WHAT TO WORK ON :: A word-for-word reproduction of the data below is needed, with no pictures in it.
-------- RECORDS SUPPLIED
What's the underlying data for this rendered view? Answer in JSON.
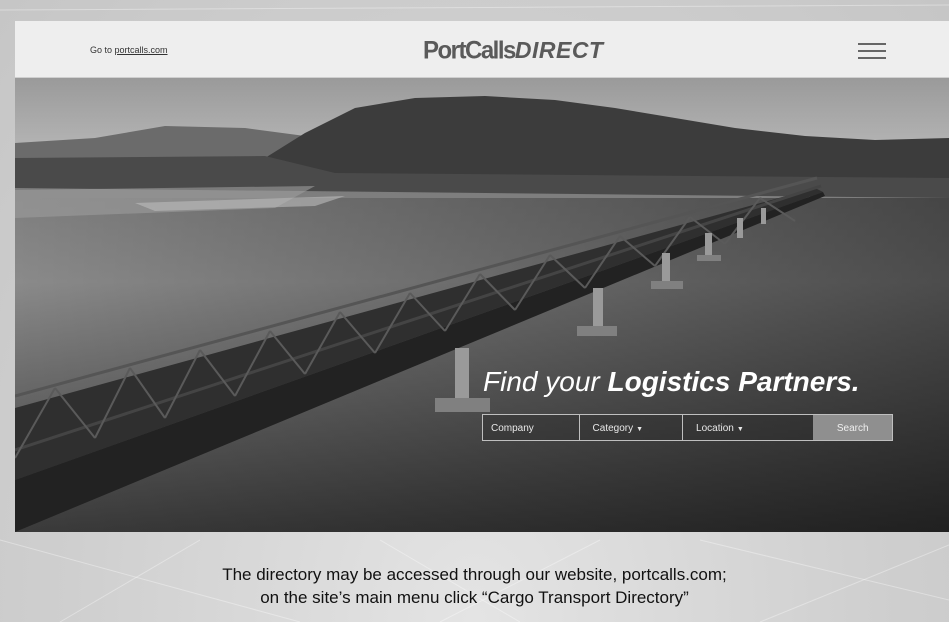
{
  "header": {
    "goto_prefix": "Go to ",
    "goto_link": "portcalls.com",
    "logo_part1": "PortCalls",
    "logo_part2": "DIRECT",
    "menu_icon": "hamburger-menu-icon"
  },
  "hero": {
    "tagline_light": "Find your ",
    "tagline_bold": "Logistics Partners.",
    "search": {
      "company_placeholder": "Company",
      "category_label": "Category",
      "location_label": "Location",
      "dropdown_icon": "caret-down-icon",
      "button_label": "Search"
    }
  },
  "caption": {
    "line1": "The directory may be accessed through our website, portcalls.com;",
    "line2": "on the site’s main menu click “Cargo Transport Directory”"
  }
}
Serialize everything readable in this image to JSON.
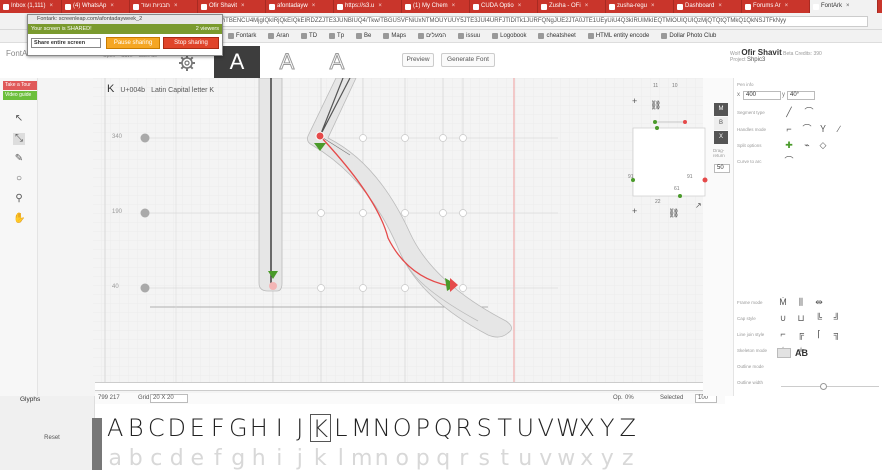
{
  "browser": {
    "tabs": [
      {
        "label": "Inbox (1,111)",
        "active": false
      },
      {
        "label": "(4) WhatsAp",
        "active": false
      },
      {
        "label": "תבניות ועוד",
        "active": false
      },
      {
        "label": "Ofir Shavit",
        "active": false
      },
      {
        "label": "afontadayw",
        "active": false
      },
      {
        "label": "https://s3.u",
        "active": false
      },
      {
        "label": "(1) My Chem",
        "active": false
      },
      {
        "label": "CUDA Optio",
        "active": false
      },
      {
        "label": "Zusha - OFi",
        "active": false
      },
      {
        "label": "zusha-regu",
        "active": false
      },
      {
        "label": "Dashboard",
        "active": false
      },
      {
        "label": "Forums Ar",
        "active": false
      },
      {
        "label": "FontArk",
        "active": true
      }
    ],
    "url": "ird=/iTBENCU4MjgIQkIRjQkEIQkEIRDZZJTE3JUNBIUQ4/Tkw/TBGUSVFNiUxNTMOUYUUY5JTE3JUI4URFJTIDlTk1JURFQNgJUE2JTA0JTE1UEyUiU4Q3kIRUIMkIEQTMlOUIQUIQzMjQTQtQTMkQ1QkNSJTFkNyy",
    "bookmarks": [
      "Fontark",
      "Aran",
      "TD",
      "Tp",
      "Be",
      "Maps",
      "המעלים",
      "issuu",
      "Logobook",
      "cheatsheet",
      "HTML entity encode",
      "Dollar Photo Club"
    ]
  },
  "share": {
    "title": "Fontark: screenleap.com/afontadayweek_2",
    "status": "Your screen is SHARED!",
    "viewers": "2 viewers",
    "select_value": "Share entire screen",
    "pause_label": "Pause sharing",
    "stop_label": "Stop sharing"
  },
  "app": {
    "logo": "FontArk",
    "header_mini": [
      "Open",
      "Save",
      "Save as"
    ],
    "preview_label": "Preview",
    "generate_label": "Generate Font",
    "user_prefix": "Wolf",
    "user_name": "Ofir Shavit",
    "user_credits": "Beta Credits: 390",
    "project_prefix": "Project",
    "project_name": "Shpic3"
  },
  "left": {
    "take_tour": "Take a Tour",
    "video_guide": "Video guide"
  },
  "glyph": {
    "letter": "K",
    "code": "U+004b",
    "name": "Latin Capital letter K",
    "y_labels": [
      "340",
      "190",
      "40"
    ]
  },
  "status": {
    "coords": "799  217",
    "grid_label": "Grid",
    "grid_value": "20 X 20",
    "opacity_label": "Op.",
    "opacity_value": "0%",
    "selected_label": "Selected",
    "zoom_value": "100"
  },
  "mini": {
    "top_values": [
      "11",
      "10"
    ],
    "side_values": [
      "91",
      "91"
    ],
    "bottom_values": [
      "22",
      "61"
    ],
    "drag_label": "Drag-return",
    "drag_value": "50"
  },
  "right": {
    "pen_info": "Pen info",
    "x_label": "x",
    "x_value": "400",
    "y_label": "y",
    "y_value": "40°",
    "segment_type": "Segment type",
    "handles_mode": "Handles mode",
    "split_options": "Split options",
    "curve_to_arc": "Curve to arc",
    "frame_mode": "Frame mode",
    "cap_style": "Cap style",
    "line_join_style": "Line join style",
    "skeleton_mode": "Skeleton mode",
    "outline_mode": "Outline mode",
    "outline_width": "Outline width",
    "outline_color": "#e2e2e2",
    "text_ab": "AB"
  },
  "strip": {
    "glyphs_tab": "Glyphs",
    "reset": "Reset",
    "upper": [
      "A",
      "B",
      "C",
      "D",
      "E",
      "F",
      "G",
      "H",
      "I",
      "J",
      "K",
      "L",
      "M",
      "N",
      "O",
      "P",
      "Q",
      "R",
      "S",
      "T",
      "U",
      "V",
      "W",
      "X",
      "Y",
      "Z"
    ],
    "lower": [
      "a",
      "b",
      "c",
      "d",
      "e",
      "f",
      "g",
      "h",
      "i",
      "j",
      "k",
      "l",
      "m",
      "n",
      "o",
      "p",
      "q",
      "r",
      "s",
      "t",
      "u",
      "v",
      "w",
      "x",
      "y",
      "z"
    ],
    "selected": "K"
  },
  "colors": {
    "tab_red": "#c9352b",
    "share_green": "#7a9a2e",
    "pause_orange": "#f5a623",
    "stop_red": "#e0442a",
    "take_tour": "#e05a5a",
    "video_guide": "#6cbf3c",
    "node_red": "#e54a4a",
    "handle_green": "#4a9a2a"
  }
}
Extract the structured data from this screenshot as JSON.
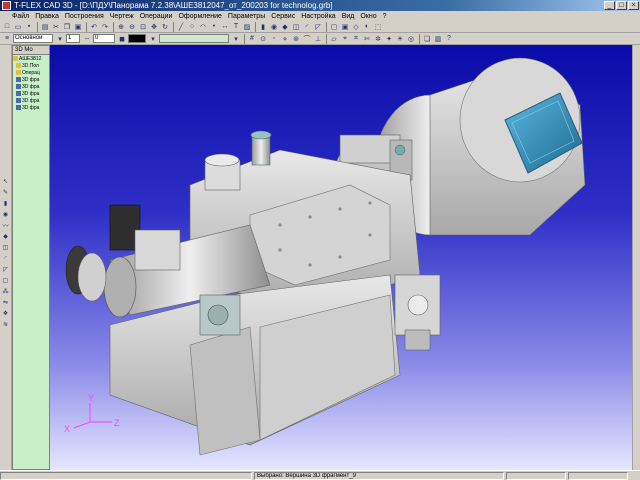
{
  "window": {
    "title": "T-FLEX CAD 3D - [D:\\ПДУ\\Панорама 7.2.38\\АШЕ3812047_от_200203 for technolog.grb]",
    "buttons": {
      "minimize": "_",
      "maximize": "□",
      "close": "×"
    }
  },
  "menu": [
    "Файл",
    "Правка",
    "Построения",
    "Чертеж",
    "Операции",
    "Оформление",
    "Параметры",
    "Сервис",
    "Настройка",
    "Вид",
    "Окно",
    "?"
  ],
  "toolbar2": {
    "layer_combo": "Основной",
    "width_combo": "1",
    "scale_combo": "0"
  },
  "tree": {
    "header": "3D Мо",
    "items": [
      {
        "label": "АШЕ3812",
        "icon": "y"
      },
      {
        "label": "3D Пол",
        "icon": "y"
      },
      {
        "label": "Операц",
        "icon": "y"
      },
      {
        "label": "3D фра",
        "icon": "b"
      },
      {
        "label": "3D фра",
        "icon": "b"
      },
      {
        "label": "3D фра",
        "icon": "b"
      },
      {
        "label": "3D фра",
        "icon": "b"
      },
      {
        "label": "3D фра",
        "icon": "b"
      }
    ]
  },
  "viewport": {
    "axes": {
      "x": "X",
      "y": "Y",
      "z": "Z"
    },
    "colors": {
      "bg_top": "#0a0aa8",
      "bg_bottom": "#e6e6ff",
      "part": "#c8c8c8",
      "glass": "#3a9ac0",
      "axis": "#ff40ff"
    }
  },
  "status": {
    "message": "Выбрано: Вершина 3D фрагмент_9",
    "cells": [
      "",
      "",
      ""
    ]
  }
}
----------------
SOLUTION TO THE EXERCISE ::
What's the underlying data for this rendered view? Answer in JSON.
{
  "header": {
    "goto_prefix": "Go to ",
    "goto_link": "portcalls.com",
    "logo_part1": "PortCalls",
    "logo_part2": "DIRECT",
    "menu_icon": "hamburger-menu-icon"
  },
  "hero": {
    "tagline_light": "Find your ",
    "tagline_bold": "Logistics Partners.",
    "search": {
      "company_placeholder": "Company",
      "category_label": "Category",
      "location_label": "Location",
      "dropdown_icon": "caret-down-icon",
      "button_label": "Search"
    }
  },
  "caption": {
    "line1": "The directory may be accessed through our website, portcalls.com;",
    "line2": "on the site’s main menu click “Cargo Transport Directory”"
  }
}
Serialize everything readable in this image to JSON.
{
  "browser": {
    "tabs": [
      {
        "label": "Inbox (1,111)",
        "active": false
      },
      {
        "label": "(4) WhatsAp",
        "active": false
      },
      {
        "label": "תבניות ועוד",
        "active": false
      },
      {
        "label": "Ofir Shavit",
        "active": false
      },
      {
        "label": "afontadayw",
        "active": false
      },
      {
        "label": "https://s3.u",
        "active": false
      },
      {
        "label": "(1) My Chem",
        "active": false
      },
      {
        "label": "CUDA Optio",
        "active": false
      },
      {
        "label": "Zusha - OFi",
        "active": false
      },
      {
        "label": "zusha-regu",
        "active": false
      },
      {
        "label": "Dashboard",
        "active": false
      },
      {
        "label": "Forums Ar",
        "active": false
      },
      {
        "label": "FontArk",
        "active": true
      }
    ],
    "url": "ird=/iTBENCU4MjgIQkIRjQkEIQkEIRDZZJTE3JUNBIUQ4/Tkw/TBGUSVFNiUxNTMOUYUUY5JTE3JUI4URFJTIDlTk1JURFQNgJUE2JTA0JTE1UEyUiU4Q3kIRUIMkIEQTMlOUIQUIQzMjQTQtQTMkQ1QkNSJTFkNyy",
    "bookmarks": [
      "Fontark",
      "Aran",
      "TD",
      "Tp",
      "Be",
      "Maps",
      "המעלים",
      "issuu",
      "Logobook",
      "cheatsheet",
      "HTML entity encode",
      "Dollar Photo Club"
    ]
  },
  "share": {
    "title": "Fontark: screenleap.com/afontadayweek_2",
    "status": "Your screen is SHARED!",
    "viewers": "2 viewers",
    "select_value": "Share entire screen",
    "pause_label": "Pause sharing",
    "stop_label": "Stop sharing"
  },
  "app": {
    "logo": "FontArk",
    "header_mini": [
      "Open",
      "Save",
      "Save as"
    ],
    "preview_label": "Preview",
    "generate_label": "Generate Font",
    "user_prefix": "Wolf",
    "user_name": "Ofir Shavit",
    "user_credits": "Beta Credits: 390",
    "project_prefix": "Project",
    "project_name": "Shpic3"
  },
  "left": {
    "take_tour": "Take a Tour",
    "video_guide": "Video guide"
  },
  "glyph": {
    "letter": "K",
    "code": "U+004b",
    "name": "Latin Capital letter K",
    "y_labels": [
      "340",
      "190",
      "40"
    ]
  },
  "status": {
    "coords": "799  217",
    "grid_label": "Grid",
    "grid_value": "20 X 20",
    "opacity_label": "Op.",
    "opacity_value": "0%",
    "selected_label": "Selected",
    "zoom_value": "100"
  },
  "mini": {
    "top_values": [
      "11",
      "10"
    ],
    "side_values": [
      "91",
      "91"
    ],
    "bottom_values": [
      "22",
      "61"
    ],
    "drag_label": "Drag-return",
    "drag_value": "50"
  },
  "right": {
    "pen_info": "Pen info",
    "x_label": "x",
    "x_value": "400",
    "y_label": "y",
    "y_value": "40°",
    "segment_type": "Segment type",
    "handles_mode": "Handles mode",
    "split_options": "Split options",
    "curve_to_arc": "Curve to arc",
    "frame_mode": "Frame mode",
    "cap_style": "Cap style",
    "line_join_style": "Line join style",
    "skeleton_mode": "Skeleton mode",
    "outline_mode": "Outline mode",
    "outline_width": "Outline width",
    "outline_color": "#e2e2e2",
    "text_ab": "AB"
  },
  "strip": {
    "glyphs_tab": "Glyphs",
    "reset": "Reset",
    "upper": [
      "A",
      "B",
      "C",
      "D",
      "E",
      "F",
      "G",
      "H",
      "I",
      "J",
      "K",
      "L",
      "M",
      "N",
      "O",
      "P",
      "Q",
      "R",
      "S",
      "T",
      "U",
      "V",
      "W",
      "X",
      "Y",
      "Z"
    ],
    "lower": [
      "a",
      "b",
      "c",
      "d",
      "e",
      "f",
      "g",
      "h",
      "i",
      "j",
      "k",
      "l",
      "m",
      "n",
      "o",
      "p",
      "q",
      "r",
      "s",
      "t",
      "u",
      "v",
      "w",
      "x",
      "y",
      "z"
    ],
    "selected": "K"
  },
  "colors": {
    "tab_red": "#c9352b",
    "share_green": "#7a9a2e",
    "pause_orange": "#f5a623",
    "stop_red": "#e0442a",
    "take_tour": "#e05a5a",
    "video_guide": "#6cbf3c",
    "node_red": "#e54a4a",
    "handle_green": "#4a9a2a"
  }
}
Extract the structured data from this screenshot as JSON.
{
  "window": {
    "title": "T-FLEX CAD 3D - [D:\\ПДУ\\Панорама 7.2.38\\АШЕ3812047_от_200203 for technolog.grb]",
    "buttons": {
      "minimize": "_",
      "maximize": "□",
      "close": "×"
    }
  },
  "menu": [
    "Файл",
    "Правка",
    "Построения",
    "Чертеж",
    "Операции",
    "Оформление",
    "Параметры",
    "Сервис",
    "Настройка",
    "Вид",
    "Окно",
    "?"
  ],
  "toolbar2": {
    "layer_combo": "Основной",
    "width_combo": "1",
    "scale_combo": "0"
  },
  "tree": {
    "header": "3D Мо",
    "items": [
      {
        "label": "АШЕ3812",
        "icon": "y"
      },
      {
        "label": "3D Пол",
        "icon": "y"
      },
      {
        "label": "Операц",
        "icon": "y"
      },
      {
        "label": "3D фра",
        "icon": "b"
      },
      {
        "label": "3D фра",
        "icon": "b"
      },
      {
        "label": "3D фра",
        "icon": "b"
      },
      {
        "label": "3D фра",
        "icon": "b"
      },
      {
        "label": "3D фра",
        "icon": "b"
      }
    ]
  },
  "viewport": {
    "axes": {
      "x": "X",
      "y": "Y",
      "z": "Z"
    },
    "colors": {
      "bg_top": "#0a0aa8",
      "bg_bottom": "#e6e6ff",
      "part": "#c8c8c8",
      "glass": "#3a9ac0",
      "axis": "#ff40ff"
    }
  },
  "status": {
    "message": "Выбрано: Вершина 3D фрагмент_9",
    "cells": [
      "",
      "",
      ""
    ]
  }
}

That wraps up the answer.